For many years he was Mate, then Captain, of the Queen Mary II. He always saw it as one of the best ships he had ever sailed on – claiming it was one of the very few that had been designed by experienced sailors, and not by management. On hearing recently that it had been saved by the ‘Friends of Queen Mary’ he described it as a great ship, adding, ‘it ran like a sewing machine’.

He was a great story teller and was often asked to speak about his life at sea and the characters he had worked with. His stories included tales of transporting unruly cattle to the mainland, crewmen mixing up cooking oil and anti-freeze, and explaining why in the days when CalMac had its own pier-head bakery, seagulls loved the 8am ‘ghost’ sailing of the infamous ‘bun boat’. In 2013, after much cajoling by his family, he finally published his memoirs to coincide with his 80th birthday. Hurricane Hutch’s Top 10 Ships of the Clyde is more a social history than detailed maritime manual and it proved popular enough with a wider public to be reprinted in 2016.

After retiring from CalMac he was asked to be Relief Master of the luxury cruise ship Hebridean Princess. This was a job he had ‘auditioned’ for the year before when he had been asked to pilot it on its first ever visit to the Clyde, on a trip through the Kyles of Bute. For those in the know of course, this was not actually the first time the ship had been on the Clyde. In her earlier incarnation, she had been the Columba – one of three ships built for CalMac for the Western Isles, but one that was also often used as the relief boat for the Arran run when the Glen Sannox was in for her annual service. Robin also hosted a popular Captain’s Table on board and for many years received letters from American widows he had evidently charmed with his nautical tales.

A keen curler, after retirement he enjoyed many years playing with the Ardgowan Club, based at the Waterfront in Greenock.

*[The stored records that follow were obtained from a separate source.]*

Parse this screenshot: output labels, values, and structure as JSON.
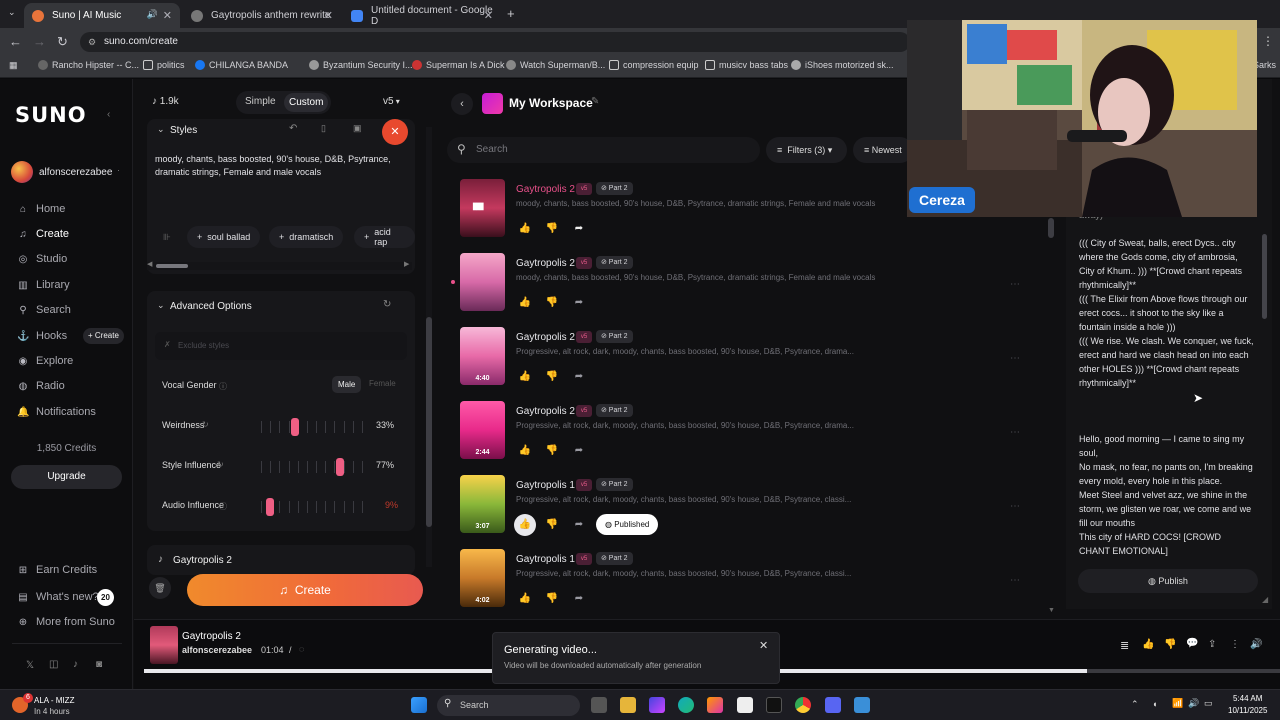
{
  "browser": {
    "tabs": [
      {
        "title": "Suno | AI Music",
        "active": true
      },
      {
        "title": "Gaytropolis anthem rewrite",
        "active": false
      },
      {
        "title": "Untitled document - Google D",
        "active": false
      }
    ],
    "new_tab": "+",
    "url": "suno.com/create",
    "bookmarks": [
      "Rancho Hipster -- C...",
      "politics",
      "CHILANGA BANDA",
      "Byzantium Security I...",
      "Superman Is A Dick",
      "Watch Superman/B...",
      "compression equip",
      "musicv bass tabs",
      "iShoes motorized sk...",
      "Sarks"
    ]
  },
  "sidebar": {
    "logo": "SUNO",
    "username": "alfonscerezabee",
    "items": [
      {
        "label": "Home",
        "icon": "home-icon"
      },
      {
        "label": "Create",
        "icon": "create-icon"
      },
      {
        "label": "Studio",
        "icon": "studio-icon"
      },
      {
        "label": "Library",
        "icon": "library-icon"
      },
      {
        "label": "Search",
        "icon": "search-icon"
      },
      {
        "label": "Hooks",
        "icon": "hooks-icon"
      },
      {
        "label": "Explore",
        "icon": "explore-icon"
      },
      {
        "label": "Radio",
        "icon": "radio-icon"
      },
      {
        "label": "Notifications",
        "icon": "bell-icon"
      }
    ],
    "hooks_create": "+ Create",
    "credits": "1,850 Credits",
    "upgrade": "Upgrade",
    "bottom": [
      {
        "label": "Earn Credits"
      },
      {
        "label": "What's new?",
        "badge": "20"
      },
      {
        "label": "More from Suno"
      }
    ]
  },
  "create_panel": {
    "credits_count": "1.9k",
    "mode_simple": "Simple",
    "mode_custom": "Custom",
    "version": "v5",
    "styles_label": "Styles",
    "styles_text": "moody, chants, bass boosted, 90's house, D&B, Psytrance, dramatic strings, Female and male vocals",
    "suggestion_chips": [
      "soul ballad",
      "dramatisch",
      "acid rap"
    ],
    "advanced_label": "Advanced Options",
    "exclude_placeholder": "Exclude styles",
    "vocal_gender_label": "Vocal Gender",
    "vocal_male": "Male",
    "vocal_female": "Female",
    "weirdness_label": "Weirdness",
    "weirdness_value": "33%",
    "style_influence_label": "Style Influence",
    "style_influence_value": "77%",
    "audio_influence_label": "Audio Influence",
    "audio_influence_value": "9%",
    "levels": {
      "weirdness": 0.33,
      "style_influence": 0.77,
      "audio_influence": 0.09
    },
    "song_name": "Gaytropolis 2",
    "create_button": "Create"
  },
  "workspace": {
    "title": "My Workspace",
    "search_placeholder": "Search",
    "filters": "Filters (3)",
    "sort": "Newest",
    "songs": [
      {
        "title": "Gaytropolis 2",
        "v": "v5",
        "part": "Part 2",
        "tags": "moody, chants, bass boosted, 90's house, D&B, Psytrance, dramatic strings, Female and male vocals",
        "duration": "",
        "playing": true,
        "liked": false,
        "published": false
      },
      {
        "title": "Gaytropolis 2",
        "v": "v5",
        "part": "Part 2",
        "tags": "moody, chants, bass boosted, 90's house, D&B, Psytrance, dramatic strings, Female and male vocals",
        "duration": "",
        "playing": false,
        "liked": false,
        "published": false
      },
      {
        "title": "Gaytropolis 2",
        "v": "v5",
        "part": "Part 2",
        "tags": "Progressive, alt rock, dark, moody, chants, bass boosted, 90's house, D&B, Psytrance, drama...",
        "duration": "4:40",
        "playing": false,
        "liked": false,
        "published": false
      },
      {
        "title": "Gaytropolis 2",
        "v": "v5",
        "part": "Part 2",
        "tags": "Progressive, alt rock, dark, moody, chants, bass boosted, 90's house, D&B, Psytrance, drama...",
        "duration": "2:44",
        "playing": false,
        "liked": false,
        "published": false
      },
      {
        "title": "Gaytropolis 1",
        "v": "v5",
        "part": "Part 2",
        "tags": "Progressive, alt rock, dark, moody, chants, bass boosted, 90's house, D&B, Psytrance, classi...",
        "duration": "3:07",
        "playing": false,
        "liked": true,
        "published": true
      },
      {
        "title": "Gaytropolis 1",
        "v": "v5",
        "part": "Part 2",
        "tags": "Progressive, alt rock, dark, moody, chants, bass boosted, 90's house, D&B, Psytrance, classi...",
        "duration": "4:02",
        "playing": false,
        "liked": false,
        "published": false
      }
    ],
    "published_label": "Published"
  },
  "lyrics": {
    "top_cut": "away)",
    "blocks": [
      "((( City of Sweat, balls, erect Dycs.. city where the Gods come, city of ambrosia, City of Khum.. ))) **[Crowd chant repeats rhythmically]**",
      "((( The Elixir from Above flows through our erect cocs... it shoot to the sky like a fountain inside a hole )))",
      "((( We rise. We clash. We conquer, we fuck, erect and hard we clash head on into each other HOLES ))) **[Crowd chant repeats rhythmically]**",
      "Hello, good morning — I came to sing my soul,",
      "No mask, no fear, no pants on, I'm breaking every mold, every hole in this place.",
      "Meet Steel and velvet azz, we shine in the storm, we glisten we roar, we come and we fill our mouths",
      "This city of HARD COCS! [CROWD CHANT EMOTIONAL]"
    ],
    "publish": "Publish"
  },
  "player": {
    "title": "Gaytropolis 2",
    "artist": "alfonscerezabee",
    "time": "01:04",
    "separator": "/",
    "progress": 0.83
  },
  "toast": {
    "title": "Generating video...",
    "message": "Video will be downloaded automatically after generation"
  },
  "webcam": {
    "name": "Cereza"
  },
  "taskbar": {
    "weather_temp": "6",
    "weather_line1": "ALA - MIZZ",
    "weather_line2": "In 4 hours",
    "search": "Search",
    "time": "5:44 AM",
    "date": "10/11/2025"
  }
}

His wife Ann died in 2003. He is survived by his children Glenn and Kay and his grand-daughters Nina and Jess.